For more information on the PPDC, visit http://www.
About Children’s Hospital of Philadelphia: Children’s Hospital of Philadelphia was founded in 1855 as the nation’s first pediatric hospital. Through its long-standing commitment to providing exceptional patient care, training new generations of pediatric healthcare professionals and pioneering major research initiatives, Children’s Hospital has fostered many discoveries that have benefited children worldwide. Its pediatric research program is among the largest in the country. In addition, its unique family-centered care and public service programs have brought the 546-bed hospital recognition as a leading advocate for children and adolescents. For more information, visit http://www.
About the Childress Institute for Pediatric Trauma
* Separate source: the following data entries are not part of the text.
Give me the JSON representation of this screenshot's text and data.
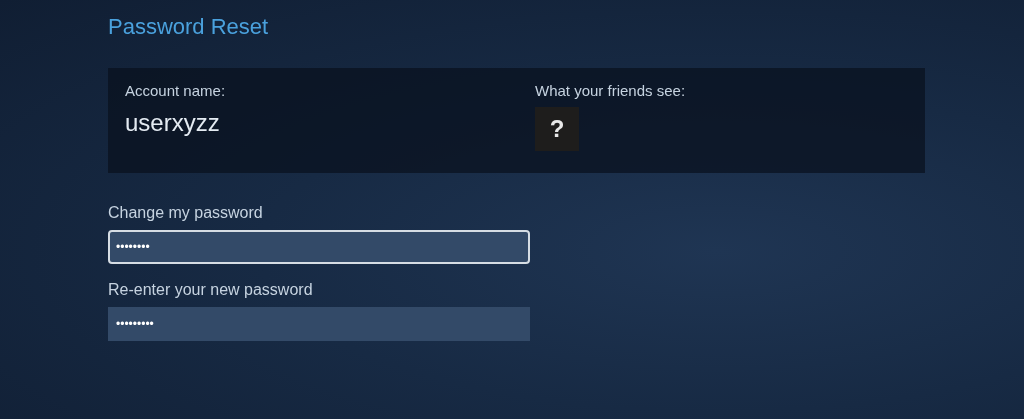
{
  "title": "Password Reset",
  "account": {
    "name_label": "Account name:",
    "name_value": "userxyzz",
    "avatar_label": "What your friends see:",
    "avatar_glyph": "?"
  },
  "fields": [
    {
      "label": "Change my password",
      "value": "••••••••",
      "focused": true
    },
    {
      "label": "Re-enter your new password",
      "value": "•••••••••",
      "focused": false
    }
  ]
}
Life threatening injury is the No. 1 killer of kids in America. Nearly 10,000 children lose their lives every year from serious injuries. In addition, almost 300,000 children are hospitalized and over 8 million children are treated in the emergency department for serious injuries each year, many of whom struggle with long-term recoveries and disabilities. It can happen anywhere, at any time, to any child. The Childress Institute for Pediatric Trauma discovers and shares the best ways to prevent and treat severe injuries in children. The Institute funds research, education and advocacy to help improve the care and treatment injured kids receive across the U.S. The Childress Institute was founded at Wake Forest Baptist Medical Center in 2008 through a generous gift from Richard and Judy Childress. Visit www.SaveInjuredKids.org to learn more.